Rationale: In 2005, the lung allocation score (LAS) was implemented to prioritize organ allocation to minimize waiting-list mortality and maximize one-year survival. It resulted in transplantation of older and sicker patients without changing one-year survival. Its effect on resource utilization is unknown. Objective: To determine changes in resource utilization over time in lung transplant admissions Methods: Solid organ transplant recipients were identified within the Nationwide Inpatient Sample (NIS) data from 2000 to 2011. Joinpoint regression methodology was performed to identify a time point of change in mean total hospital charges amongst lung transplant and other solid organ transplant recipients. Two temporal lung transplant recipient cohorts identified by joinpoint regression were compared for baseline characteristics and resource utilization, including total charges for index hospitalization, charges per day, length of stay, discharge disposition, tracheostomy, and need for extracorporeal membrane oxygenation (ECMO). Measurements and Main Results: A significant point of increased total hospital charges occurred for lung transplant recipients in 2005, corresponding to LAS implementation, that was not seen in other solid organ transplant recipients. Total transplant hospital charges increased by 40% in the post-LAS cohort [$569,942 ($53,229) vs. $407,489 ($28,360)] along with an increased median length of stay, daily charges, and discharge disposition other than to home. Post-LAS recipients also had higher post-transplant utilization of ECMO (OR 2.35, 95% CI 1.56, 3.55) and higher incidence of tracheostomy (OR 1.52, 95% CI 1.22, 1.89). Conclusions: LAS implementation is associated with a significant increase in resource utilization during index hospitalization for lung transplant.

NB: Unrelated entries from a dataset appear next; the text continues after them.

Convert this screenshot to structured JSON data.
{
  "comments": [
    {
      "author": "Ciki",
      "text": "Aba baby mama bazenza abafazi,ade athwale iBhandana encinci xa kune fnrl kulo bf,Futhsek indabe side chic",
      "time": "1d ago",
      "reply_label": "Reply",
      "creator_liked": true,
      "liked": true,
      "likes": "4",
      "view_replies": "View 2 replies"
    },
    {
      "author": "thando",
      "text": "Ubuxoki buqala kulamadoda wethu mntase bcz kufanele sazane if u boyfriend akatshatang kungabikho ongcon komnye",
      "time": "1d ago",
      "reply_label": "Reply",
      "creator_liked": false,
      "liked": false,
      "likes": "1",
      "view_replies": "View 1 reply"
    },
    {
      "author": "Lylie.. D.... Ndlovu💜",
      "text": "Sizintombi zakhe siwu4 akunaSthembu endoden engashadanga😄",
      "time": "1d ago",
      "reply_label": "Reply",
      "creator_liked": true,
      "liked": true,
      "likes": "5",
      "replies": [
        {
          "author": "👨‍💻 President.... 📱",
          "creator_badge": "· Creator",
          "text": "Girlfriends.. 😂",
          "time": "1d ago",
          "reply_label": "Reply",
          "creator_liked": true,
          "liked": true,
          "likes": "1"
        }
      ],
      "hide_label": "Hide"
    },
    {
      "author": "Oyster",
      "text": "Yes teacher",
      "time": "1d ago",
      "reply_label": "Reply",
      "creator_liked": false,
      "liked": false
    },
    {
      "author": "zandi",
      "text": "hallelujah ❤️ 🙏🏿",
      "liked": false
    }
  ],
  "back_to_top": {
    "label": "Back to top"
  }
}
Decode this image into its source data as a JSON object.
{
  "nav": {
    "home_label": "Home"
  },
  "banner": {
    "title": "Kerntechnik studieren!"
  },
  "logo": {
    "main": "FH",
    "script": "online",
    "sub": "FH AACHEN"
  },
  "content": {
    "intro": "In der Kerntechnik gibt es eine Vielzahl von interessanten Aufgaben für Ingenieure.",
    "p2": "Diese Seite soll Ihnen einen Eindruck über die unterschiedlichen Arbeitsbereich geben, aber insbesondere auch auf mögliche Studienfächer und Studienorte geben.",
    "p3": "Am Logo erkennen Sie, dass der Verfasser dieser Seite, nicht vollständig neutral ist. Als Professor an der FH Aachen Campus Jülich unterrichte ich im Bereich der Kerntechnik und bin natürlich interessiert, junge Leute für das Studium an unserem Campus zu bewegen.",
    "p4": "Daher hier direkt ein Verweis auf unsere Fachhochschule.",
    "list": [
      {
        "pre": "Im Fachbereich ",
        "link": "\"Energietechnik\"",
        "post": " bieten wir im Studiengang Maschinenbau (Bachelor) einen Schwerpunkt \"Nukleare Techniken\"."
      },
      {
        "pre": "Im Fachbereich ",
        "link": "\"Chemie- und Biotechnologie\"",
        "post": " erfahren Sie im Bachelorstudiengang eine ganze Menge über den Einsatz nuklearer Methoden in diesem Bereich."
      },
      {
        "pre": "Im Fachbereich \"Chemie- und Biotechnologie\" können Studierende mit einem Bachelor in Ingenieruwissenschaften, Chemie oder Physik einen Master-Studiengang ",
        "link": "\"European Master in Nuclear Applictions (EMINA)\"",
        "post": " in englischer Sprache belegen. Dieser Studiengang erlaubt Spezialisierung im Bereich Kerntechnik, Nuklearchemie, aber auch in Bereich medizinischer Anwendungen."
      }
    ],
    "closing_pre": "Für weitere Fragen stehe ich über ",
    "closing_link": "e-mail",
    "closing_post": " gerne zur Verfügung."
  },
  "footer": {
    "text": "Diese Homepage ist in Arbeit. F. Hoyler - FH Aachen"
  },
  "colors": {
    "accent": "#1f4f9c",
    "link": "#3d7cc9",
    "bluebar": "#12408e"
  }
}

View details for DOI 10.1164/rccm.201408-1562OC

View details for Web of Science ID 000348827000014

View details for PubMedID 25517213